(Records contained in a dataset)
* * * * *
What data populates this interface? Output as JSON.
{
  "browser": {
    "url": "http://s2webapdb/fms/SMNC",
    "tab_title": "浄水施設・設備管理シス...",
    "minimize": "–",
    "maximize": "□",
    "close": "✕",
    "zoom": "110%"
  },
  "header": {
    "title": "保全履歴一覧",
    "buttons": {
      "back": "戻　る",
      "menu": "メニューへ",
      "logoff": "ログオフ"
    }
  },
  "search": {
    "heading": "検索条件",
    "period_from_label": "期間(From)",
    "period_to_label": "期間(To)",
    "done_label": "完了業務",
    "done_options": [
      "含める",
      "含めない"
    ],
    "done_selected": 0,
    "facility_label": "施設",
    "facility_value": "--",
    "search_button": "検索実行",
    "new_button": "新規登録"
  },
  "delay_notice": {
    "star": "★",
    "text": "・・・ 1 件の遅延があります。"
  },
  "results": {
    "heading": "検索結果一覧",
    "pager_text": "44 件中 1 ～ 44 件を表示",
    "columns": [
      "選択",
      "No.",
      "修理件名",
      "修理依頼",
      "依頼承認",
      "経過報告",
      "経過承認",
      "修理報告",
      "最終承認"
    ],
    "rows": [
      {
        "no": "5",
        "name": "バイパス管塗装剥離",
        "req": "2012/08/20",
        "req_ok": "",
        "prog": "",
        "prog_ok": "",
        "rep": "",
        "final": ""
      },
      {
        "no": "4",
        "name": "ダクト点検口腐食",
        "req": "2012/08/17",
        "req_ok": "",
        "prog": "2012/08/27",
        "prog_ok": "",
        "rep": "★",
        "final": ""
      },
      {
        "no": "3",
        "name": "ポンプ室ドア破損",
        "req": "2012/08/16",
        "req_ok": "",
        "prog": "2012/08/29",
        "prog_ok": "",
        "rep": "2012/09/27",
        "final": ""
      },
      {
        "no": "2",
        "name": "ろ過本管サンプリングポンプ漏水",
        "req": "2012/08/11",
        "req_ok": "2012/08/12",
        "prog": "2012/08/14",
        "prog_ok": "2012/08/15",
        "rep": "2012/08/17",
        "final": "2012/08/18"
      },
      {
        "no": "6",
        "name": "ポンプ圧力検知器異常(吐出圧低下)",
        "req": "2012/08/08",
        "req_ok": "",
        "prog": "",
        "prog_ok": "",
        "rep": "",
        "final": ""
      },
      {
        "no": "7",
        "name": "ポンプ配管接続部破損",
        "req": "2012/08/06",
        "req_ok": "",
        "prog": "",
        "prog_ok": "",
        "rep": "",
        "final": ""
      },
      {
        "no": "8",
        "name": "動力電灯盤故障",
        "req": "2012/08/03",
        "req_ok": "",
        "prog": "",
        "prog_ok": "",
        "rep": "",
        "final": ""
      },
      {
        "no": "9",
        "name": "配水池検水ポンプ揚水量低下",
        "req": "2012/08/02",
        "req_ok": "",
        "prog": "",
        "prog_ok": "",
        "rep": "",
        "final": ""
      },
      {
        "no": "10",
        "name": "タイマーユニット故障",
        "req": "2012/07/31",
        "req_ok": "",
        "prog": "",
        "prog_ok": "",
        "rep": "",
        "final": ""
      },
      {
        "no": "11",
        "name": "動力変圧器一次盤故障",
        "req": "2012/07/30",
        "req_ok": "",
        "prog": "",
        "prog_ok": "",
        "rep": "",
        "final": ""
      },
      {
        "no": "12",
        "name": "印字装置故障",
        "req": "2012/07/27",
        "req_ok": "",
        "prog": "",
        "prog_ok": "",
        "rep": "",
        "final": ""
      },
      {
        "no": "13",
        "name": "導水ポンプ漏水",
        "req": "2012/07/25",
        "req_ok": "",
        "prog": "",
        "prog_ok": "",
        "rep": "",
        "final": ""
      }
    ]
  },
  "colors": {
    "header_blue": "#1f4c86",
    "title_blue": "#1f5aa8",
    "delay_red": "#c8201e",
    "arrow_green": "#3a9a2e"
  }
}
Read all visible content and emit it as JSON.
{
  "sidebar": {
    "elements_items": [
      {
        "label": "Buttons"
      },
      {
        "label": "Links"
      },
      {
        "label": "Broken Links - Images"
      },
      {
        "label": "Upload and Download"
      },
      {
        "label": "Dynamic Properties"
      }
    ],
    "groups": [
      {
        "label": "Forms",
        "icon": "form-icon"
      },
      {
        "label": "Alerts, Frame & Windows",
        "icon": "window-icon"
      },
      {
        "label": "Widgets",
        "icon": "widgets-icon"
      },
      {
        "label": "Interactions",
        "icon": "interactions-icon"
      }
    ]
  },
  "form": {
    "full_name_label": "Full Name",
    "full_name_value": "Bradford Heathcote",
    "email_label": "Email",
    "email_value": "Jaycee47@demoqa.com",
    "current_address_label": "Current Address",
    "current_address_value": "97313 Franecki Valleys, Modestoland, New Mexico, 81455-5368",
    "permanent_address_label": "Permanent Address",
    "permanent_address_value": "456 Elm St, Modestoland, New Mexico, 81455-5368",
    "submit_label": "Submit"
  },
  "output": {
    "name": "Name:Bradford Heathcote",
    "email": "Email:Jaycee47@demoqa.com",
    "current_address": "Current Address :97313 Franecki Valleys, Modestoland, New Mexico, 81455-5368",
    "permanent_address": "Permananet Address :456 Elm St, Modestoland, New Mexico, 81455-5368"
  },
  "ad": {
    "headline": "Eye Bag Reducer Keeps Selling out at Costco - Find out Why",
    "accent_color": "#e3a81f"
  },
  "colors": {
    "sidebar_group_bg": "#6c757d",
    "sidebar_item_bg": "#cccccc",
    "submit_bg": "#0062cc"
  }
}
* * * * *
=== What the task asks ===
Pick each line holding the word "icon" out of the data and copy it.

=== Response to this task ===
        "icon": "form-icon"
        "icon": "window-icon"
        "icon": "widgets-icon"
        "icon": "interactions-icon"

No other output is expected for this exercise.